Two years ago, as part of their "wellness initiative," the Cleveland Clinic stopped hiring smokers. When the Clinic's CEO, Delos M. Cosgrove, was asked about the program for an article in last weekend's New York Times Magazine, he said that if it were up to him, he would also stop hiring obese people as well.
Clearly, lifestyle decisions lead to huge medical and financial costs to both the hospital and the country. The logic, according to Mr. Cosgrove and others who justify not hiring smokers and people who are obese, is that punitive sanctions will coerce smokers and overweight folks to live healthier lives. Not hiring them or charging them more money for insurance, according to their logic, would effectively persuade people to change harmful health practices.
These arguments and rationale were explored in the August 16th New York Times Magazine piece "Fat Tax." Since public health campaigns have been successful in reducing smoking, the article asks, shouldn't we use similar tactics to rein in obesity?
A few years ago, the Drug Policy Alliance anticipated that arguments used against smokers today could be used against overweight people tomorrow. We spoke out against a Michigan heath care company that fired four employees for refusing to take a test to determine whether they smoked cigarettes.
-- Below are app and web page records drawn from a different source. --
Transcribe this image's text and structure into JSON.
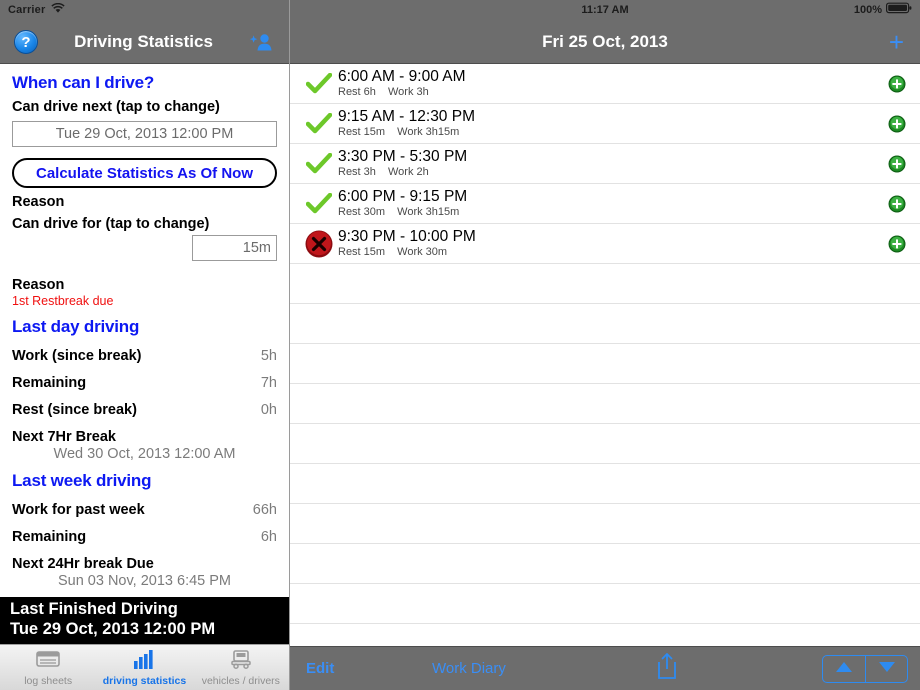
{
  "left": {
    "statusbar": {
      "carrier": "Carrier",
      "wifi_icon": "wifi-icon"
    },
    "navbar": {
      "help_icon": "question-mark-icon",
      "help_label": "?",
      "title": "Driving Statistics",
      "adduser_icon": "add-person-icon"
    },
    "sections": {
      "when_can_i_drive": "When can I drive?",
      "can_drive_next_label": "Can drive next (tap to change)",
      "can_drive_next_value": "Tue 29 Oct, 2013 12:00 PM",
      "calculate_button": "Calculate Statistics As Of Now",
      "reason_label_1": "Reason",
      "can_drive_for_label": "Can drive for (tap to change)",
      "can_drive_for_value": "15m",
      "reason_label_2": "Reason",
      "reason_value": "1st Restbreak due",
      "last_day_driving": "Last day driving",
      "last_week_driving": "Last week driving"
    },
    "last_day_stats": [
      {
        "key": "Work (since break)",
        "value": "5h"
      },
      {
        "key": "Remaining",
        "value": "7h"
      },
      {
        "key": "Rest (since break)",
        "value": "0h"
      }
    ],
    "next_7hr_break": {
      "key": "Next 7Hr Break",
      "value": "Wed 30 Oct, 2013 12:00 AM"
    },
    "last_week_stats": [
      {
        "key": "Work for past week",
        "value": "66h"
      },
      {
        "key": "Remaining",
        "value": "6h"
      }
    ],
    "next_24hr_break": {
      "key": "Next 24Hr break Due",
      "value": "Sun 03 Nov, 2013 6:45 PM"
    },
    "banner": {
      "line1": "Last Finished Driving",
      "line2": "Tue 29 Oct, 2013 12:00 PM"
    },
    "tabs": [
      {
        "label": "log sheets",
        "icon": "log-sheets-icon",
        "active": false
      },
      {
        "label": "driving statistics",
        "icon": "bar-chart-icon",
        "active": true
      },
      {
        "label": "vehicles / drivers",
        "icon": "truck-icon",
        "active": false
      }
    ]
  },
  "right": {
    "statusbar": {
      "time": "11:17 AM",
      "battery_pct": "100%",
      "battery_icon": "battery-full-icon"
    },
    "navbar": {
      "title": "Fri 25 Oct, 2013",
      "add_icon": "plus-icon"
    },
    "rows": [
      {
        "status": "ok",
        "time": "6:00 AM - 9:00 AM",
        "rest": "Rest 6h",
        "work": "Work 3h"
      },
      {
        "status": "ok",
        "time": "9:15 AM - 12:30 PM",
        "rest": "Rest 15m",
        "work": "Work 3h15m"
      },
      {
        "status": "ok",
        "time": "3:30 PM - 5:30 PM",
        "rest": "Rest 3h",
        "work": "Work 2h"
      },
      {
        "status": "ok",
        "time": "6:00 PM - 9:15 PM",
        "rest": "Rest 30m",
        "work": "Work 3h15m"
      },
      {
        "status": "fail",
        "time": "9:30 PM - 10:00 PM",
        "rest": "Rest 15m",
        "work": "Work 30m"
      }
    ],
    "empty_row_count": 10,
    "toolbar": {
      "edit_label": "Edit",
      "title_label": "Work Diary",
      "share_icon": "share-icon",
      "up_icon": "triangle-up-icon",
      "down_icon": "triangle-down-icon"
    }
  },
  "colors": {
    "accent_blue": "#0d19f2",
    "ios_blue": "#3a8ef5",
    "alert_red": "#f01010",
    "check_green": "#6dc82a",
    "fail_red": "#c0161b",
    "navbar_gray": "#6d6d6d"
  }
}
The company, Weyco Inc., adopted a policy that allowed them to fire employees who smoke, even if the smoking happens after business hours or at home. The company justified the firings because smokers were costing their company more money for health insurance.
At the time, the Drug Policy Alliance created a flash animation that asked viewers to vote on whether the company should be allowed to fire employees who smoke. The flash animation laid out compelling arguments for both sides, explaining that smoking results in 400,000 premature deaths each year. But it also pointed out that smoking is not the only activity that increases health risks and costs. Smokers may be the target today, but who will be next? People who are overweight? People who ride motorcycles? Most importantly, the animation raised a powerful question: should people's private lives be subject to oversight by their employers?
Like most people, I support campaigns to reduce smoking and obesity. I believe in public education campaigns and policies that offer help to people who are trying to quit smoking or unhealthy eating. Positive incentives like gym membership reimbursements, or cessation aids like the smoking patch or Nicorette gum, can be valuable aids to those who struggle with addiction. But by firing workers for smoking or being overweight -- and penalizing them when it comes to their health care -- we will be demonizing and marginalizing those to whom we should be reaching out.
They fired the smokers first. Now they are talking about not hiring obese people. Your personal struggle or lifestyle choice may be next!
Tony Newman is the director of media relations at the Drug Policy Alliance.